Jesse Hodgson is an illustrator and author from the United Kingdom who holds a degree in Illustration. Jesse published a beautifully rendered children’s book titled “Pongo” with Flying Eye Books and it has since gone on to gain much acclaim including an "Highly Commended" award from the Macmillan Children's Book Prize. Jesse is currently working as an illustrator while also dreaming up some of her own unique stories—most of which are inspired by nature and animals. She recently talked about her profession and her experiences as a published author.


Blasting News (BN): How did you decide that you wanted to both illustrate and author books and how did you hear about Nobrow?
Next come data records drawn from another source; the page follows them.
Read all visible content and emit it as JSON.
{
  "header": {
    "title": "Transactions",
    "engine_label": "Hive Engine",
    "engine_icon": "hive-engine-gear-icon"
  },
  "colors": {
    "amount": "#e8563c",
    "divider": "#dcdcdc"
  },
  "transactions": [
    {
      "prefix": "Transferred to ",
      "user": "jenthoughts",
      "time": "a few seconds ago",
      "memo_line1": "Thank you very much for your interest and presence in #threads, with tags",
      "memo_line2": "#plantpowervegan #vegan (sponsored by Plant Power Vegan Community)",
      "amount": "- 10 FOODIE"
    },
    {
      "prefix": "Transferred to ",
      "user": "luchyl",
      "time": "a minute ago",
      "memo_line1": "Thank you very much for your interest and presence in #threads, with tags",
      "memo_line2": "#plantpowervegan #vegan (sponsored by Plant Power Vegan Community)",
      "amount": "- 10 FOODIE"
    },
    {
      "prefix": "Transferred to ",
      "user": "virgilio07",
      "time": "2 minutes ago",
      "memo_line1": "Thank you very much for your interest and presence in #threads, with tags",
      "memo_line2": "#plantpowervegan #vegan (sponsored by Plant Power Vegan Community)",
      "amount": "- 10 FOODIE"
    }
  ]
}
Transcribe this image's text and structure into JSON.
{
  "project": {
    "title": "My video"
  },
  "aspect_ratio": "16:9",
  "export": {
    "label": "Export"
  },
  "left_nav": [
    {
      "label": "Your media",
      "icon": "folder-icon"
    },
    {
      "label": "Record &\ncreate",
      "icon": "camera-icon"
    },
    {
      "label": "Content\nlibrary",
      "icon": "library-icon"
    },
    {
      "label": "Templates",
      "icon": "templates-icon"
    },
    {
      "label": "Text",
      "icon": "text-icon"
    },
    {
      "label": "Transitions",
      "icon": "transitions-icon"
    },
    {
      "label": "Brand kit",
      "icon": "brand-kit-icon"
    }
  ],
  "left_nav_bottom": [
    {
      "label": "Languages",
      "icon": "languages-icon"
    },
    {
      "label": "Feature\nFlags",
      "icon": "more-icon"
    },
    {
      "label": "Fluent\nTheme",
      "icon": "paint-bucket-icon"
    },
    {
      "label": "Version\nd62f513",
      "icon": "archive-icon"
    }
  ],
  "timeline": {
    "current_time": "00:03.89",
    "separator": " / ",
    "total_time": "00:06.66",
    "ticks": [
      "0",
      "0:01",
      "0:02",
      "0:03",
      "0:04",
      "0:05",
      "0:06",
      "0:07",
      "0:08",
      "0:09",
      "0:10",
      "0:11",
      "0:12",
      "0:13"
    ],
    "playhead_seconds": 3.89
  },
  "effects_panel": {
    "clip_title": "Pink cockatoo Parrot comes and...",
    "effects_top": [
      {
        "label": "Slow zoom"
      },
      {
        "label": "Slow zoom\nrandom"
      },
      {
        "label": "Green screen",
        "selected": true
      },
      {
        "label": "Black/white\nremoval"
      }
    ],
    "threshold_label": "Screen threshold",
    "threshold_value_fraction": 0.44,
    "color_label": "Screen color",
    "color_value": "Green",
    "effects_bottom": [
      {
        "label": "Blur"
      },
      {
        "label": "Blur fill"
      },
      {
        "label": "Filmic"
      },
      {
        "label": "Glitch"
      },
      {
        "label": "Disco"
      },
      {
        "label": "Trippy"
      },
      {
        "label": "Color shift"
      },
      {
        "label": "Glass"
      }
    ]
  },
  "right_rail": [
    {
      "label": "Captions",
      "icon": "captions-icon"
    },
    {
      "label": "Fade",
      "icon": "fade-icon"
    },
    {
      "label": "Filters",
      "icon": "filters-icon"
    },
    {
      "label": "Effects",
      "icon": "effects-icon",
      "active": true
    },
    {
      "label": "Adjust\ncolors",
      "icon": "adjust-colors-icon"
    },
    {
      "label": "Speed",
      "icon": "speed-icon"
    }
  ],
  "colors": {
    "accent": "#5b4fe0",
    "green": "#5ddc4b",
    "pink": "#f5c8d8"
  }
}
Jesse Hodgson (JH): I decided to pursue a career in writing and illustrating books after I had received the “Highly Commended” award by the Pan Macmillan Children’s Book Prize for Illustration, for “Pongo.” Receiving the award confirmed to me that a career in picture books was worth exploring further. I’ve always enjoyed creative writing and the two disciplines seem to compliment each other naturally. Robert Hunter and Jon Mcnaught were both teachers at UWE and they told me about Nobrow.

BN: Is "Pongo" your first book? It's a beautiful, gentle, and somewhat playful story.

What gave you the idea and why did you choose an orangutan as the main character?

JH: Yes, “Pongo” was my very first book! I was drawn to orangutans because of their unique character. When I saw them at the zoo, I discovered that they are so playful and childlike. While they have daft and silly habits they are also graceful and elegant creatures.

Orangutans are so similar to us. I had quite an emotional experience when one orangutan at Chester zoo came to watch me draw her. She had a baby with her and was looking at my drawing and then gazing straight into my eyes – I was in love! The Malaysian and Indonesian people call them ‘orang hutan,' meaning ‘people of the trees,' or ‘person of the forest,' and I think that captures “Pongo” perfectly.

BN: How long did the story take to finish and what was it like to hear that it had won high accolades in contests?

JH: It didn’t take me long to come up with the overall narrative structure for the story, but I did spend about a month getting the writing just right. I re-wrote each sentence many times so that it flowed well when you read it aloud. The illustrations took much longer to finish. I think it must have been about 9 months or more of drawing in total to complete all the illustrations! I was surprised and delighted when I heard that it had been selected for the Highly Commended Award. It was very rewarding and exciting.


BN: So far, what have you enjoyed most about working as an illustrator/author and what are your goals over the next ten years?

JH: I get a lot of my inspiration from nature and I love the moment when an animal or a landscape sparks an idea for a book. I particularly enjoy creating characters and narratives. In the future, I’d like to see myself continuing to write more of my own stories, and drawing even more than I am now!

BN: What's next for you and what advice can you give people who are striving to enter the writing/illustrating field?

JH: I’m currently working on a picture book with another author which is going to be beautiful and it is great fun to be collaborating with another writer. I’ve also got another story of my own to illustrate, and I am constantly jotting down new ideas for books that I can’t wait to share!

I’ve also been involved with a short film that is being shown later this year, about the life and death of the Armenian poet, Taniel Varoujan. It has been a different type of project for me both because it is in the different mediums of ink and film, and as it is about the Armenian Genocide that took place in Turkey in 1915. I’ve loved working with the director, Garo Berberian, and I’m particularly looking forward to seeing my drawings in a new form.

My advice for people entering the field is to keep going! It is challenging starting out in freelance work, especially if there’s a period where it seems like no projects are coming your way. I have found that it’s important to keep creating through such times, and to continue to show your ideas to as many people as you can – you never know which is going to be picked up, or when. I have found it encouraging to surround myself with people on a similar creative journey to me, where you can critique each other’s work and take inspiration from one another.